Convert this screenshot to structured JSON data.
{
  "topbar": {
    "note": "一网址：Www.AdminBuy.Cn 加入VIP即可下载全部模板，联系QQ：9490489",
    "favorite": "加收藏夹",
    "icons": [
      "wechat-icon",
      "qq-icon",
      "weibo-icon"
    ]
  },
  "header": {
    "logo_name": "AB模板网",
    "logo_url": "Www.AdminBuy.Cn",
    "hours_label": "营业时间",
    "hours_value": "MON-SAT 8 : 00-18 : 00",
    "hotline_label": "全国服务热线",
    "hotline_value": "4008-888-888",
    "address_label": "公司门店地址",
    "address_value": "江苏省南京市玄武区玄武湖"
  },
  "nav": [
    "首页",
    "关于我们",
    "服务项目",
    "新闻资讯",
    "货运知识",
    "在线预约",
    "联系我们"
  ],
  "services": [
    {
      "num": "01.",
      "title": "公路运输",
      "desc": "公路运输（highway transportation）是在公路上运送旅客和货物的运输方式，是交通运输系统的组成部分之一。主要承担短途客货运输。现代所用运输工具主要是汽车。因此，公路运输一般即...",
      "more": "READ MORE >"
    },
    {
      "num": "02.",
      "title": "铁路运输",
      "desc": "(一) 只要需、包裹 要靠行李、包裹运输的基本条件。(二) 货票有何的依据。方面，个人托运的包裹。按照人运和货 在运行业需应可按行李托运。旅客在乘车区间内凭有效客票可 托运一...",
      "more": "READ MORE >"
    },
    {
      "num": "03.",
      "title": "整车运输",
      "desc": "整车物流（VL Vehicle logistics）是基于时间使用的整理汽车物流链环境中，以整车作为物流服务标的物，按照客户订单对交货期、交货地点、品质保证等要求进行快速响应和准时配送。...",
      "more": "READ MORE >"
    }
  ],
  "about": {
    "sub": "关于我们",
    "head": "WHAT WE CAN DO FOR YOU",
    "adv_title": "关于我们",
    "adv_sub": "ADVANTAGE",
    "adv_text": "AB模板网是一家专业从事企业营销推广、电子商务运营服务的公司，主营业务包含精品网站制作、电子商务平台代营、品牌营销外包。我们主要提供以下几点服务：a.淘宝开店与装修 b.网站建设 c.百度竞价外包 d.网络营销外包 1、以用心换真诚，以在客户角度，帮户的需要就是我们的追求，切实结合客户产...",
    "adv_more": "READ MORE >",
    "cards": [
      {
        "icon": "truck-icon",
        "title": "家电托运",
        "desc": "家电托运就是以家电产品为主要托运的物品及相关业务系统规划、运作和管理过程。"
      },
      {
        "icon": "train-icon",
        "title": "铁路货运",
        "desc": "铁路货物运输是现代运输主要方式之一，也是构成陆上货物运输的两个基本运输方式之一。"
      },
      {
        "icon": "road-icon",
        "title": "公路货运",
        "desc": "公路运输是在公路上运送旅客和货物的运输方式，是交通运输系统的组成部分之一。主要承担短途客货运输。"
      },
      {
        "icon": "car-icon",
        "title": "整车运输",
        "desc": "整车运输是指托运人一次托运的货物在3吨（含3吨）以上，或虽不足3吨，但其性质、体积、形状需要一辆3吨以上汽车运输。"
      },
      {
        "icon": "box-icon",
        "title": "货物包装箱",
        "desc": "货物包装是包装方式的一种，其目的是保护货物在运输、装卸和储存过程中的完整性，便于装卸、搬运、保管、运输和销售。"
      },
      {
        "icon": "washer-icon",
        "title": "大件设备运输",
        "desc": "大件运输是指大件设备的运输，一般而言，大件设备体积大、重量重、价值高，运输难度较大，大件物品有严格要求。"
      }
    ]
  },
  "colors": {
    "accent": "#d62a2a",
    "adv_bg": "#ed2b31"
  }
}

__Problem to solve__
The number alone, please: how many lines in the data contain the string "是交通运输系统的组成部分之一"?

__Answer to the exercise__
2